“You don’t understand,” she said, even now not raising her voice. “I know they’re to blame.” She didn’t have to tell him who they were: the Kennedys and everyone else who’d made him into the archfiend since the days of Jerry Voorhis and Helen Douglas, and who’d flung five times the mud and brimstone he had. “I would have made an enemies list twice as long as yours and Colson’s, and I would have done something to get the people on it. Anything to be rid of them forever – the way I thought they were gone from our lives after ’60, and then ’62, and then – surely! – at this time last year. I hate your enemies, but you love them. You love their existence; they’re what gives you your own. That’s why I’m sick with anger at you: for bringing us to the top of this awful mountain.
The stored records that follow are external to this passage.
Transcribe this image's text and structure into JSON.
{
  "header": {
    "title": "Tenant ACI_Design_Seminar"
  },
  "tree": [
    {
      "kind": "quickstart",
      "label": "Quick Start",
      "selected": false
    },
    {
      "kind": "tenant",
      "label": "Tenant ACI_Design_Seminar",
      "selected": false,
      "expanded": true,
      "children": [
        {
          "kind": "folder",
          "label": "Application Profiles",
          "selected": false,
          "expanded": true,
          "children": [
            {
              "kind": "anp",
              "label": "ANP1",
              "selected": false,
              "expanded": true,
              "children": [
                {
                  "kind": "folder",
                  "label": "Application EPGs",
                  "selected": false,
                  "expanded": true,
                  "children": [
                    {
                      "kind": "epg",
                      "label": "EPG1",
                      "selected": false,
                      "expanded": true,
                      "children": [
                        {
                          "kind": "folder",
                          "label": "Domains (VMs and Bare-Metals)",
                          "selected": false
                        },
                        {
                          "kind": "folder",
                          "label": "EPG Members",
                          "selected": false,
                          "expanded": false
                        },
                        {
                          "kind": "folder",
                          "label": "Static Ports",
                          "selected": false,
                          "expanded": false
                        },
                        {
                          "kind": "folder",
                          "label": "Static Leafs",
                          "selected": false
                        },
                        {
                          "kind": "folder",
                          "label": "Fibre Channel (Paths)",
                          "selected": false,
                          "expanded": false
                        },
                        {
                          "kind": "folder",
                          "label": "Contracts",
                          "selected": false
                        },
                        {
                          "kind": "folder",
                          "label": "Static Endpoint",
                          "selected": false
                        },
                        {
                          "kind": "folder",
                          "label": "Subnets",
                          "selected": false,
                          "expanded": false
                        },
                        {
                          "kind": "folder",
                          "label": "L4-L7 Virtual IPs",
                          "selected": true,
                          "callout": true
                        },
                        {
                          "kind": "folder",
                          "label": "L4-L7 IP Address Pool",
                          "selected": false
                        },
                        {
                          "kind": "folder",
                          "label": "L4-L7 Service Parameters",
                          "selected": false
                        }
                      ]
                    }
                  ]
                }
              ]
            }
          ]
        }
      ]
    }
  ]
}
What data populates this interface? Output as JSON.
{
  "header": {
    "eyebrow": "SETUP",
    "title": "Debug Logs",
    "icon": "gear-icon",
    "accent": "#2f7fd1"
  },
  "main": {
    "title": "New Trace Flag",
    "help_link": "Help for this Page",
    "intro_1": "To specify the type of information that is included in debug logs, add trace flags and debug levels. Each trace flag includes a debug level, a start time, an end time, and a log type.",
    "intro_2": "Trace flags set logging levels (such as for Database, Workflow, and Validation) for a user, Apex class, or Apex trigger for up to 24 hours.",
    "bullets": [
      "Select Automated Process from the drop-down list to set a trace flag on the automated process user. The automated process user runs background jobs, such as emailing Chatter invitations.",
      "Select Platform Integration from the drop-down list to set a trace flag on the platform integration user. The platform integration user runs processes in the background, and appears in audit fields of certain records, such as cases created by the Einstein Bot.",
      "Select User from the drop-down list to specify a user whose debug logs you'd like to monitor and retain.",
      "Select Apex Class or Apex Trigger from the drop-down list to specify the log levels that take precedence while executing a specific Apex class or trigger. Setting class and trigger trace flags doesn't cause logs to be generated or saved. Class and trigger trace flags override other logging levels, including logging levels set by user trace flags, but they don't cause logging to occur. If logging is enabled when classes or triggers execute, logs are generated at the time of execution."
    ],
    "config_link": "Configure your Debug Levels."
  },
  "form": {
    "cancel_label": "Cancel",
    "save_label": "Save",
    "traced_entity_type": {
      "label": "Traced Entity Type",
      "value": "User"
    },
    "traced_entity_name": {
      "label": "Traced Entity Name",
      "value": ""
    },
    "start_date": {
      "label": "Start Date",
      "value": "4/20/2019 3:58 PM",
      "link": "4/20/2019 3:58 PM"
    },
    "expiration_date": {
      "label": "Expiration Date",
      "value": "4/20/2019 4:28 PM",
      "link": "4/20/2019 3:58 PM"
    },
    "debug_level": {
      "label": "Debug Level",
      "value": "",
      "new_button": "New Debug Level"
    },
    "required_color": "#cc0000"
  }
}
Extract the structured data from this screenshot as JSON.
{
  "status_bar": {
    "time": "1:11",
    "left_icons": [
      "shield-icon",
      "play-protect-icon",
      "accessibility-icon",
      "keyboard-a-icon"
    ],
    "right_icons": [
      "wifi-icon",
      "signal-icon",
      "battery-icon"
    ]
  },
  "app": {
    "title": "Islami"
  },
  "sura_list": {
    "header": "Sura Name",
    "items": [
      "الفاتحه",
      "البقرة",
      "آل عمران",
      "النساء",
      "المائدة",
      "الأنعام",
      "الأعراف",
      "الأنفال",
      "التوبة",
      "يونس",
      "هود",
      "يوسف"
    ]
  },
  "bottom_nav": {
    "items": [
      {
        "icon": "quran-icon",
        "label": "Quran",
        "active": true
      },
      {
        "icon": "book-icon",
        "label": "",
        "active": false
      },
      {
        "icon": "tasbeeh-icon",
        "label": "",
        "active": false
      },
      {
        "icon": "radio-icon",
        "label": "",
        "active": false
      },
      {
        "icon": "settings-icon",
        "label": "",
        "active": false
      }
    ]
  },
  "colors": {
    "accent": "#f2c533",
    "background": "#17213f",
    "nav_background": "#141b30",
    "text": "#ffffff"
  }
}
We’re never going to get back down without being devoured!”
Mallon’s note about the sliding scale of historical fiction comes at the end of his book rather than the beginning, where it might have served as a kind of satyr-play warmup to the travesties to come. Instead, it smacks almost of a lecture: you can’t take this stuff too seriously, remember: it’s just a historical novel. But his research is evident on every page of Watergate – what’s it here for, if not to invoke the verisimilitude that is the historical novelist’s stock-in-trade? Novelists certainly aren’t bound by that verisimilitude – they can stray from it for any effect they like, serious or comic (Thomas Pynchon’s scandalous portrait of George Washington in Mason & Dixon remains one of the best and funniest things he ever wrote). But those novelists owe something to the verifiable facts of the period they’re portraying – simply saying ‘this is fiction, y’all’ doesn’t allow them to give us a King George III who stayed mentally sharp right to the end of his days, or a Hitler whose comments about the Jews have been badly mis-quoted … or a Richard Nixon who’s just Jed Bartlett having a really bad week.
Readers too young to remember Watergate are advised to take Mallon’s novel with a grain of salt and a stack of histories. Readers old enough to remember Watergate – and especially those who angrily, forlornly lived through it – should avoid this Watergate for purely medical reasons. They should go read some vintage Pogo instead, or watch Dan Hedaya’s sublime impersonation of Nixon in Andrew Fleming’s Dick one more time, and try to pretend.